Restate the records that follow word for word; no pictures should appear.

[EXTRACTED DATA]

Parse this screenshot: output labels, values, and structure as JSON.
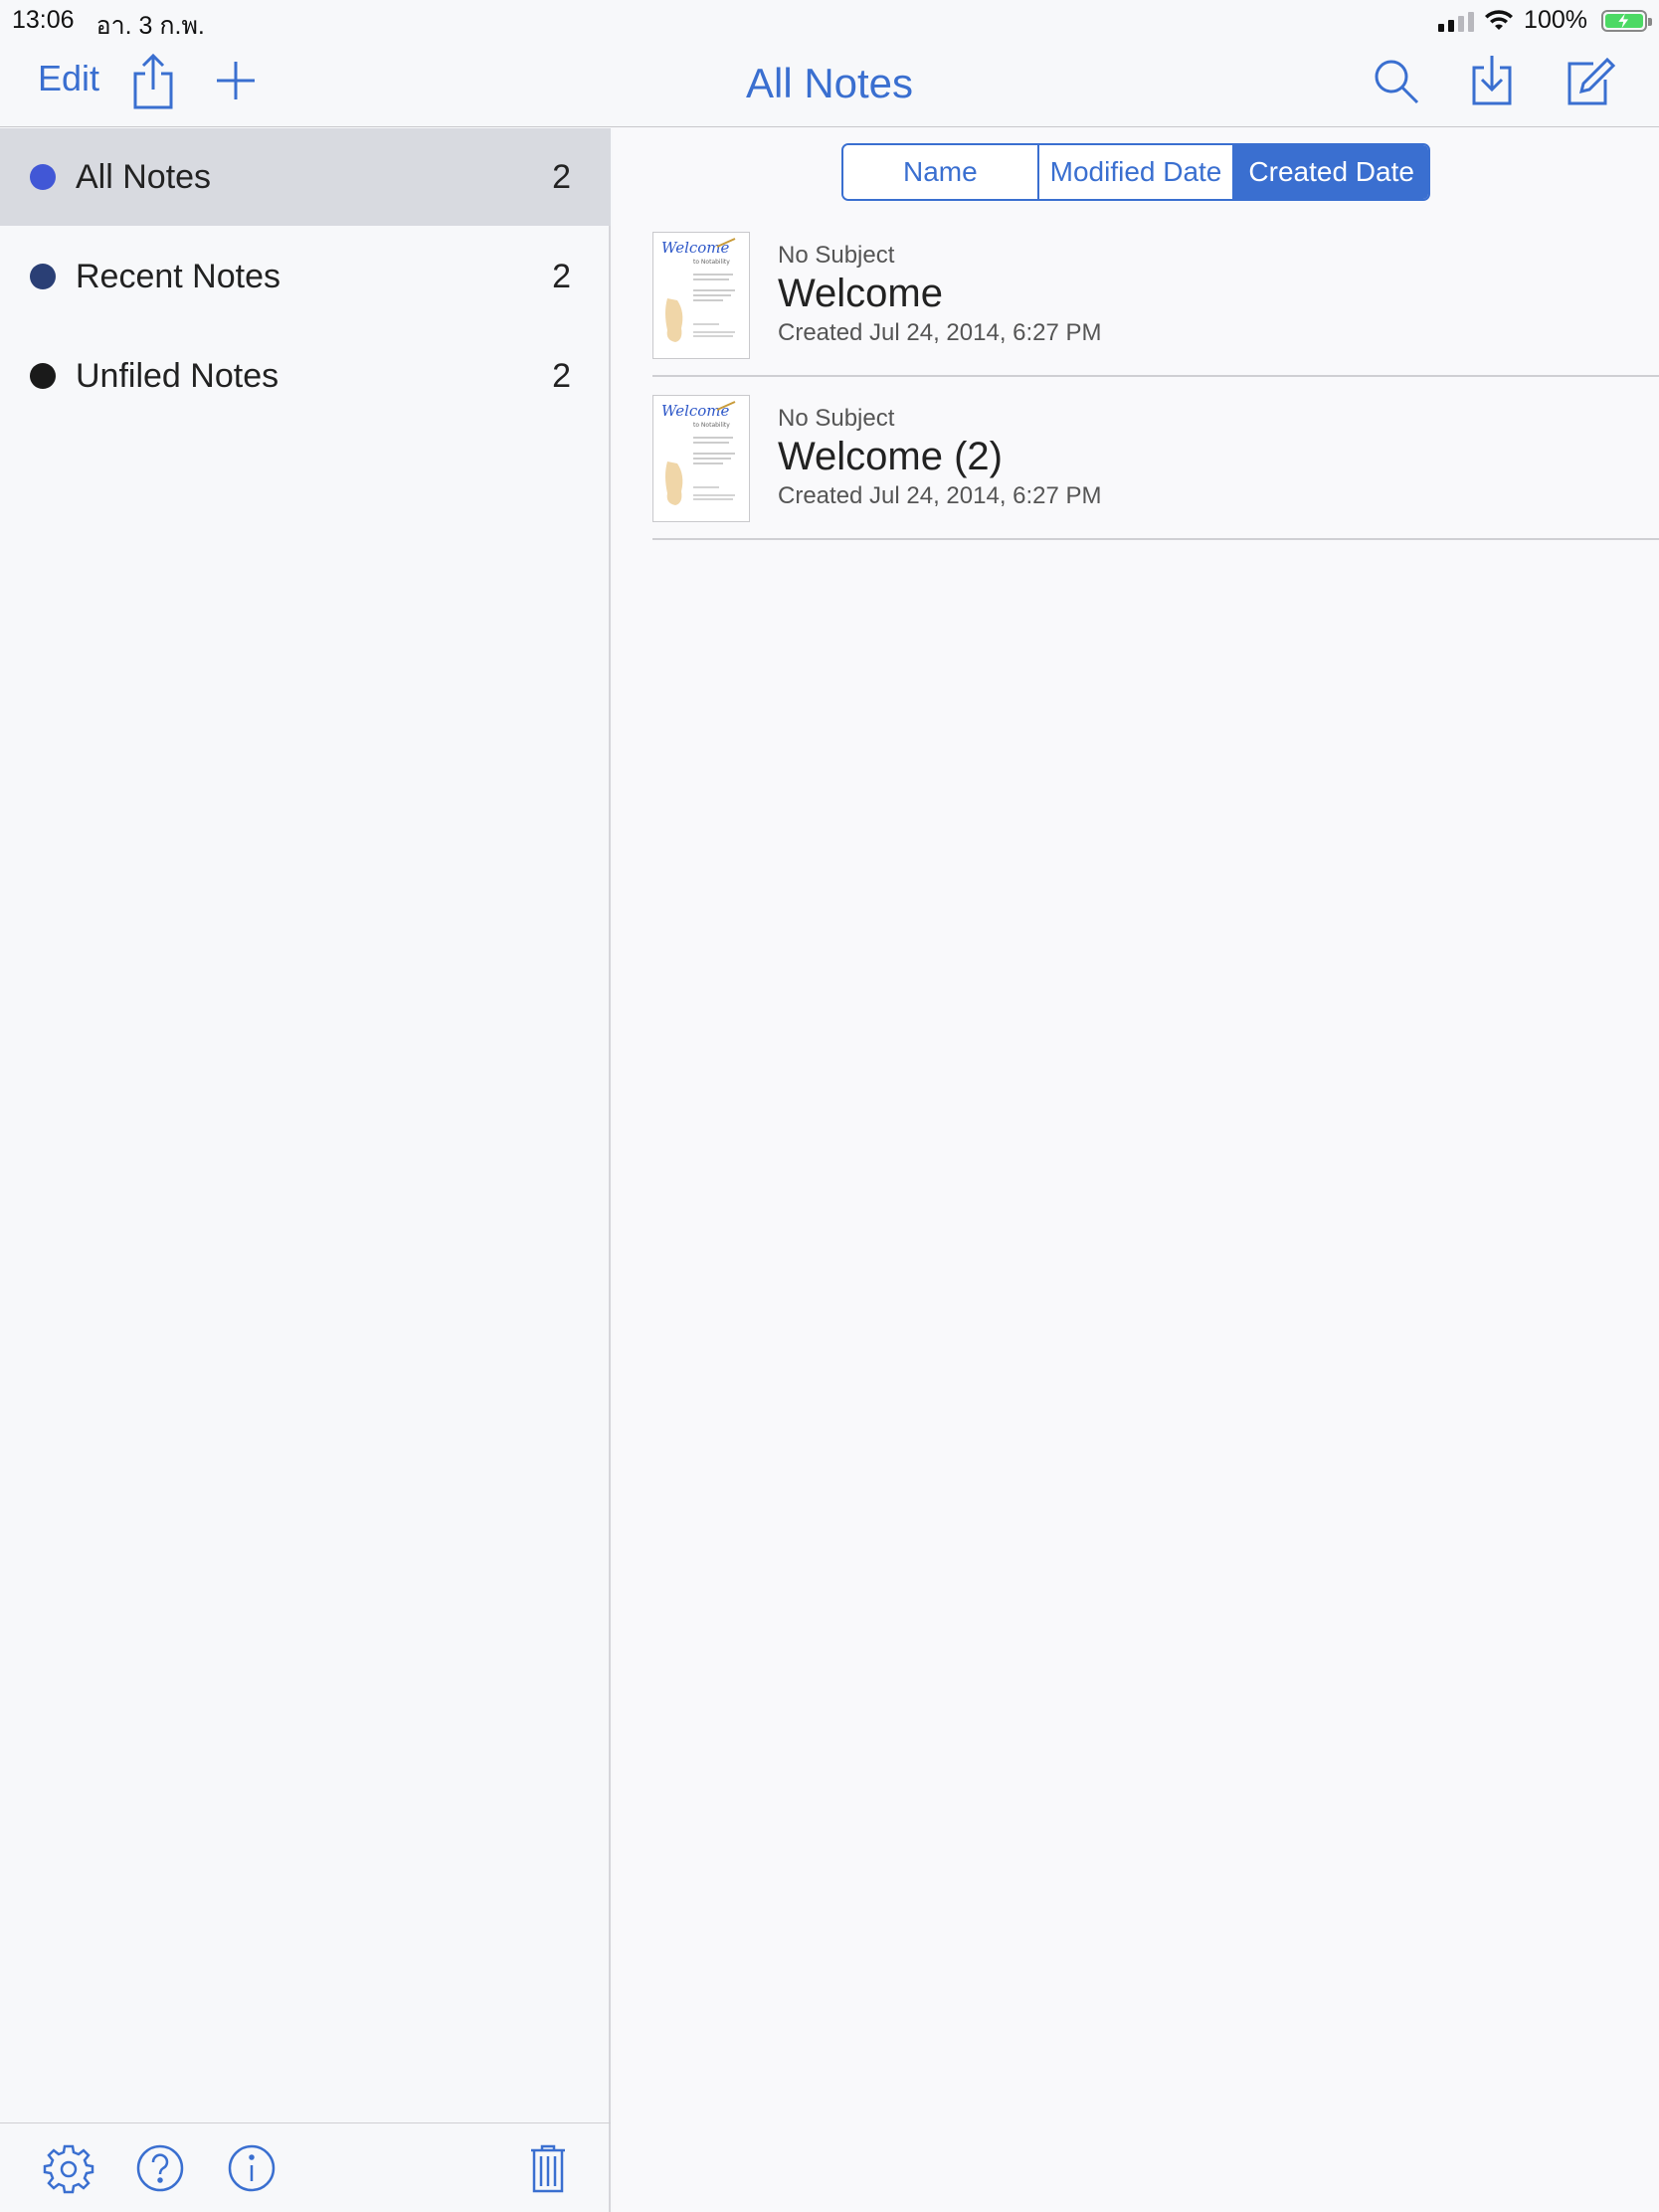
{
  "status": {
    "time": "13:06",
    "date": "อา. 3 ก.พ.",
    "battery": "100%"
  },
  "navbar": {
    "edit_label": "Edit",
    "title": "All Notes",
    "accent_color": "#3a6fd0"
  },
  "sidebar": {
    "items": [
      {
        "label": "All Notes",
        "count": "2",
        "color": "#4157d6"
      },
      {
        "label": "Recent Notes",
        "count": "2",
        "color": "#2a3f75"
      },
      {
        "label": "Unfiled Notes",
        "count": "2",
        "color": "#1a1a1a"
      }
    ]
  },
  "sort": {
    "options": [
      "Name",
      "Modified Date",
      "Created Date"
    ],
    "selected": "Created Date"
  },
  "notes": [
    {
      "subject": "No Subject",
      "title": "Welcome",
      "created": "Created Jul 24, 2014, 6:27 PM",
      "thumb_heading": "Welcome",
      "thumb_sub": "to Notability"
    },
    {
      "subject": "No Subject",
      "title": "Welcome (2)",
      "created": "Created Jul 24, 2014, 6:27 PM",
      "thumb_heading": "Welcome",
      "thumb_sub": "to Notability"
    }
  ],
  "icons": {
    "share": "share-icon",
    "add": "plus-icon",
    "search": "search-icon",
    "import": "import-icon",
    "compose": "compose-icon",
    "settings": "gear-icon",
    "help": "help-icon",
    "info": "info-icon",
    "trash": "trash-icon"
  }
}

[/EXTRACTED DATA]

— ANSWER FOR THE TASK —
Parse this screenshot: output labels, values, and structure as JSON.
{
  "status": {
    "time": "13:06",
    "date": "อา. 3 ก.พ.",
    "battery": "100%"
  },
  "navbar": {
    "edit_label": "Edit",
    "title": "All Notes",
    "accent_color": "#3a6fd0"
  },
  "sidebar": {
    "items": [
      {
        "label": "All Notes",
        "count": "2",
        "color": "#4157d6"
      },
      {
        "label": "Recent Notes",
        "count": "2",
        "color": "#2a3f75"
      },
      {
        "label": "Unfiled Notes",
        "count": "2",
        "color": "#1a1a1a"
      }
    ]
  },
  "sort": {
    "options": [
      "Name",
      "Modified Date",
      "Created Date"
    ],
    "selected": "Created Date"
  },
  "notes": [
    {
      "subject": "No Subject",
      "title": "Welcome",
      "created": "Created Jul 24, 2014, 6:27 PM",
      "thumb_heading": "Welcome",
      "thumb_sub": "to Notability"
    },
    {
      "subject": "No Subject",
      "title": "Welcome (2)",
      "created": "Created Jul 24, 2014, 6:27 PM",
      "thumb_heading": "Welcome",
      "thumb_sub": "to Notability"
    }
  ],
  "icons": {
    "share": "share-icon",
    "add": "plus-icon",
    "search": "search-icon",
    "import": "import-icon",
    "compose": "compose-icon",
    "settings": "gear-icon",
    "help": "help-icon",
    "info": "info-icon",
    "trash": "trash-icon"
  }
}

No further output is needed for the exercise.